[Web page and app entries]
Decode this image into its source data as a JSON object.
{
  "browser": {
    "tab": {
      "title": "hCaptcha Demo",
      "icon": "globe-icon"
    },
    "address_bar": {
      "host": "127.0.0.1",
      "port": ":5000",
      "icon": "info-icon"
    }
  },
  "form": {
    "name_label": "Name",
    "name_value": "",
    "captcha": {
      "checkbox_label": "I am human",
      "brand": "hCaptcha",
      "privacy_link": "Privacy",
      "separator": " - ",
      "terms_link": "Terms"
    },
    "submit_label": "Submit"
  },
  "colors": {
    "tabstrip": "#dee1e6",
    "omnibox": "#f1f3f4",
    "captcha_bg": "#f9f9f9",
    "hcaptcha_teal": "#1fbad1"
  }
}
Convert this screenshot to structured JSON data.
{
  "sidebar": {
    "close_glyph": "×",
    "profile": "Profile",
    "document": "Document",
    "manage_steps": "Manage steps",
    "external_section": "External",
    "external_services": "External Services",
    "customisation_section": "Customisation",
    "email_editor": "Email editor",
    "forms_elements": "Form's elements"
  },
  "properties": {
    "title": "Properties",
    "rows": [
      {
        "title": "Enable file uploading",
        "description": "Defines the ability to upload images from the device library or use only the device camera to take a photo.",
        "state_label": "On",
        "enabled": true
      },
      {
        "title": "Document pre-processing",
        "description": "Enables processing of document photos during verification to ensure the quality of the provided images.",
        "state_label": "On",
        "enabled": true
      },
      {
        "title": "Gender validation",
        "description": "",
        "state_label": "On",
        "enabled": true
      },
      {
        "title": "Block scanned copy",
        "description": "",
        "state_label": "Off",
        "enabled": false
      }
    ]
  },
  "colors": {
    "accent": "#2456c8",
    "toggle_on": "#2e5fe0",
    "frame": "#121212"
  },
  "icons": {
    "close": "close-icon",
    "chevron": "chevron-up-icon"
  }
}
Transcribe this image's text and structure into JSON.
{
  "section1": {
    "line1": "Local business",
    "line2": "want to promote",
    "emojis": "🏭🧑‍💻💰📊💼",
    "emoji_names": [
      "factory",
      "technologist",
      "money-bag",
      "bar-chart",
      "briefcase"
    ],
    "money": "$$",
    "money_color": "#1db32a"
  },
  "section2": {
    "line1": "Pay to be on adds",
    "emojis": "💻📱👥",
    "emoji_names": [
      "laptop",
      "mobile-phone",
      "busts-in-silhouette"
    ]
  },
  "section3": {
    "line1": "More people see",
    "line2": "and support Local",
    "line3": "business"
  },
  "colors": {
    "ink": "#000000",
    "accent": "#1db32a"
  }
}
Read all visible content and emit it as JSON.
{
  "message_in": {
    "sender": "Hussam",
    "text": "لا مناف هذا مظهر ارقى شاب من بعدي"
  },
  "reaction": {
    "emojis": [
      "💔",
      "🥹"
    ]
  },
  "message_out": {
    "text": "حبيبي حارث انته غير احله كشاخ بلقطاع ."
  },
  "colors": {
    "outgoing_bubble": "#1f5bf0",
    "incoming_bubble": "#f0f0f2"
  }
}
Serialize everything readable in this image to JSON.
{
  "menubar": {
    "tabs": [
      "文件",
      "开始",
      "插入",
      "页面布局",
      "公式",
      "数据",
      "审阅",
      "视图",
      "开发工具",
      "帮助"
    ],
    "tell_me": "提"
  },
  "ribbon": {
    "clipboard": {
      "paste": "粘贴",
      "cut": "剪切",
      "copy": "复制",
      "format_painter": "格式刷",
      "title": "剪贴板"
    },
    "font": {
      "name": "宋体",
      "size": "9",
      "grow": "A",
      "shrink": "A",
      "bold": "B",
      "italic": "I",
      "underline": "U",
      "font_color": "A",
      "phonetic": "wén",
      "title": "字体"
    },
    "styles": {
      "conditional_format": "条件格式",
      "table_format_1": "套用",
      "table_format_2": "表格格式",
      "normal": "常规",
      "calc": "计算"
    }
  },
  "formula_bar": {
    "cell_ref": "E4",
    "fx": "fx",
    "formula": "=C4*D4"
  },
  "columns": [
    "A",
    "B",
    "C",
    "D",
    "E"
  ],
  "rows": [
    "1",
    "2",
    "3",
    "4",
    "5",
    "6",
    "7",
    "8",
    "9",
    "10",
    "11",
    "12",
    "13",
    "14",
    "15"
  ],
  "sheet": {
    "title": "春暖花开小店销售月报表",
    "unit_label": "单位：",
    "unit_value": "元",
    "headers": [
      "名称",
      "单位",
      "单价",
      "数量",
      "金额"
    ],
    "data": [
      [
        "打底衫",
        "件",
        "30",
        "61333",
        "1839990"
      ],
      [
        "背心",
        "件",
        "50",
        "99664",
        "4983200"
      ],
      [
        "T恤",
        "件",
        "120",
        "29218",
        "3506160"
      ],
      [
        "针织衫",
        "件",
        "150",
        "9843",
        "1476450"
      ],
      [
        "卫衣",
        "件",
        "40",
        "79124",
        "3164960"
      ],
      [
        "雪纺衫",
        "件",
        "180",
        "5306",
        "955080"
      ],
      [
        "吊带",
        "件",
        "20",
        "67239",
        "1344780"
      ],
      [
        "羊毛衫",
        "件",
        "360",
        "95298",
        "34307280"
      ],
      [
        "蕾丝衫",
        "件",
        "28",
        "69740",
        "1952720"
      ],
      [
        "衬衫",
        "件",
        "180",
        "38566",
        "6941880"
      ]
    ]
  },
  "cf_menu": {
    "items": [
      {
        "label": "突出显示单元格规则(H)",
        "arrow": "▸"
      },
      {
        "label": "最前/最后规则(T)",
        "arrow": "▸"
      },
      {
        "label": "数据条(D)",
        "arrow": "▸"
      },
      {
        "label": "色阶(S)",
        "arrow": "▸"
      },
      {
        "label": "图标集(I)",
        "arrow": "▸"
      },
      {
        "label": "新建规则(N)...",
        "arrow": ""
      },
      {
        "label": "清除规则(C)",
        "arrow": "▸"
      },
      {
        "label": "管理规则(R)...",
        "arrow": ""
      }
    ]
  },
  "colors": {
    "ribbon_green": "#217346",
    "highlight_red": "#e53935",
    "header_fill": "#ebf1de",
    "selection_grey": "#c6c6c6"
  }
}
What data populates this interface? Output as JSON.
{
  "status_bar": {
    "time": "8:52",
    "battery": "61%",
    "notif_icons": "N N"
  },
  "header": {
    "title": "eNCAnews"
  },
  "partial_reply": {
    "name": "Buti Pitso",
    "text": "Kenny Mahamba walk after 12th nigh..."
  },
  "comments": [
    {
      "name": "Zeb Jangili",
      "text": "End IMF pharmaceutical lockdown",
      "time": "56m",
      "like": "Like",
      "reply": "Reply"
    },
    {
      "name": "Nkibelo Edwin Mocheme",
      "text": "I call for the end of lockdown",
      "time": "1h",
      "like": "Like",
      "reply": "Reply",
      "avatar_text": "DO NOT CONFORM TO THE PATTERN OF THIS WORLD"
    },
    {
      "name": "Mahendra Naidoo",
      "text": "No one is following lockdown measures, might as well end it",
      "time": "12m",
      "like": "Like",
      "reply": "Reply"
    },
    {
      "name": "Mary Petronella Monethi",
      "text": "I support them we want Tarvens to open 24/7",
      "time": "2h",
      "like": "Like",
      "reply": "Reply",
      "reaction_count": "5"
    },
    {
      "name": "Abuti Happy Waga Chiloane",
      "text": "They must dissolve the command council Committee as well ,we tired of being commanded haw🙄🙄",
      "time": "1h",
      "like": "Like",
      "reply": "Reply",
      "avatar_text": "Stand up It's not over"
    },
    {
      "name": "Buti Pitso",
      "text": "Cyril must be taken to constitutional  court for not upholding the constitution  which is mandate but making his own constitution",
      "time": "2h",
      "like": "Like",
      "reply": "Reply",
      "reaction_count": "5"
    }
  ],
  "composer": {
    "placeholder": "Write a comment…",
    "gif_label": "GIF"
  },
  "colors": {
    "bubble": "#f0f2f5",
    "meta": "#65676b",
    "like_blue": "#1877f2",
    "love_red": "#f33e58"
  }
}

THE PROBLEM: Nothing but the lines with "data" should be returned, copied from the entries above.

EXERCISE SOLUTION:
Decode this image into its source data as a JSON object.
Convert this screenshot to structured JSON data.
    "data": [
What data populates this interface? Output as JSON.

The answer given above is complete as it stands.